ACTIVITY: Write out all the material verbatim, line by line.

GIVEN ENTRIES:

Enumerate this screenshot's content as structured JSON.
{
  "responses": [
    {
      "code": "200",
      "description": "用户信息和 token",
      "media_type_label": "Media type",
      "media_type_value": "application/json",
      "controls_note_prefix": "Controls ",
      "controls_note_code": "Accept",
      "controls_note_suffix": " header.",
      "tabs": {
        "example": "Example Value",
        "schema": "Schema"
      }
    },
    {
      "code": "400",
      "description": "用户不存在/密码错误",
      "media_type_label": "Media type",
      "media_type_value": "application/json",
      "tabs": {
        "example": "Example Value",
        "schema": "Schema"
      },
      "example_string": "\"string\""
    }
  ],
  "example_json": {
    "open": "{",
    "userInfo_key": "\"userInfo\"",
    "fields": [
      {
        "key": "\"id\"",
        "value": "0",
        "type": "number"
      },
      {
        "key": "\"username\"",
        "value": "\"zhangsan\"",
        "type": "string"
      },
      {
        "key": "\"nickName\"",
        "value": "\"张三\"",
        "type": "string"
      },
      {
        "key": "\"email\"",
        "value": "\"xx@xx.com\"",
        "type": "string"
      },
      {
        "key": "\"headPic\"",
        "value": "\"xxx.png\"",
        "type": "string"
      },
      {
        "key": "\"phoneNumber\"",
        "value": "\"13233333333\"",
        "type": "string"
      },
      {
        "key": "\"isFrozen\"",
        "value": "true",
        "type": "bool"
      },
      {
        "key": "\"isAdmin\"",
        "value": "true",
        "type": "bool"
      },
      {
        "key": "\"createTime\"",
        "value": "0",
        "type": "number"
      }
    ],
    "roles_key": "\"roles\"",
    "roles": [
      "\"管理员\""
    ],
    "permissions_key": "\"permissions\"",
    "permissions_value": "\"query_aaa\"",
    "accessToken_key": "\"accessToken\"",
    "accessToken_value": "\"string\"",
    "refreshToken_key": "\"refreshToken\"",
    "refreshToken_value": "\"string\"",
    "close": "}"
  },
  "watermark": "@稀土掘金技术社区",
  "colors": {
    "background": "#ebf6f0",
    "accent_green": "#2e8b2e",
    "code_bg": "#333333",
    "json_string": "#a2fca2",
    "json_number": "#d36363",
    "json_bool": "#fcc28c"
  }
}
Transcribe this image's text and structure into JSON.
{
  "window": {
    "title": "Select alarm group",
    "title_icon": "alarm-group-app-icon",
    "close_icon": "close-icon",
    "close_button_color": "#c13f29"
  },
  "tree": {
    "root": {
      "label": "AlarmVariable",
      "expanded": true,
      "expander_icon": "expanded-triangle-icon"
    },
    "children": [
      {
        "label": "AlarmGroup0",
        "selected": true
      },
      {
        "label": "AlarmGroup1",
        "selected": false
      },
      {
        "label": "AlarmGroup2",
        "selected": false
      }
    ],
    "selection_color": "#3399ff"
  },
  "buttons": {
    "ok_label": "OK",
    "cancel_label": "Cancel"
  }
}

ANSWER TO THE EXERCISE:
Enumerate this screenshot's content as structured JSON.
{
  "responses": [
    {
      "code": "200",
      "description": "用户信息和 token",
      "media_type_label": "Media type",
      "media_type_value": "application/json",
      "controls_note_prefix": "Controls ",
      "controls_note_code": "Accept",
      "controls_note_suffix": " header.",
      "tabs": {
        "example": "Example Value",
        "schema": "Schema"
      }
    },
    {
      "code": "400",
      "description": "用户不存在/密码错误",
      "media_type_label": "Media type",
      "media_type_value": "application/json",
      "tabs": {
        "example": "Example Value",
        "schema": "Schema"
      },
      "example_string": "\"string\""
    }
  ],
  "example_json": {
    "open": "{",
    "userInfo_key": "\"userInfo\"",
    "fields": [
      {
        "key": "\"id\"",
        "value": "0",
        "type": "number"
      },
      {
        "key": "\"username\"",
        "value": "\"zhangsan\"",
        "type": "string"
      },
      {
        "key": "\"nickName\"",
        "value": "\"张三\"",
        "type": "string"
      },
      {
        "key": "\"email\"",
        "value": "\"xx@xx.com\"",
        "type": "string"
      },
      {
        "key": "\"headPic\"",
        "value": "\"xxx.png\"",
        "type": "string"
      },
      {
        "key": "\"phoneNumber\"",
        "value": "\"13233333333\"",
        "type": "string"
      },
      {
        "key": "\"isFrozen\"",
        "value": "true",
        "type": "bool"
      },
      {
        "key": "\"isAdmin\"",
        "value": "true",
        "type": "bool"
      },
      {
        "key": "\"createTime\"",
        "value": "0",
        "type": "number"
      }
    ],
    "roles_key": "\"roles\"",
    "roles": [
      "\"管理员\""
    ],
    "permissions_key": "\"permissions\"",
    "permissions_value": "\"query_aaa\"",
    "accessToken_key": "\"accessToken\"",
    "accessToken_value": "\"string\"",
    "refreshToken_key": "\"refreshToken\"",
    "refreshToken_value": "\"string\"",
    "close": "}"
  },
  "watermark": "@稀土掘金技术社区",
  "colors": {
    "background": "#ebf6f0",
    "accent_green": "#2e8b2e",
    "code_bg": "#333333",
    "json_string": "#a2fca2",
    "json_number": "#d36363",
    "json_bool": "#fcc28c"
  }
}
Transcribe this image's text and structure into JSON.
{
  "window": {
    "title": "Select alarm group",
    "title_icon": "alarm-group-app-icon",
    "close_icon": "close-icon",
    "close_button_color": "#c13f29"
  },
  "tree": {
    "root": {
      "label": "AlarmVariable",
      "expanded": true,
      "expander_icon": "expanded-triangle-icon"
    },
    "children": [
      {
        "label": "AlarmGroup0",
        "selected": true
      },
      {
        "label": "AlarmGroup1",
        "selected": false
      },
      {
        "label": "AlarmGroup2",
        "selected": false
      }
    ],
    "selection_color": "#3399ff"
  },
  "buttons": {
    "ok_label": "OK",
    "cancel_label": "Cancel"
  }
}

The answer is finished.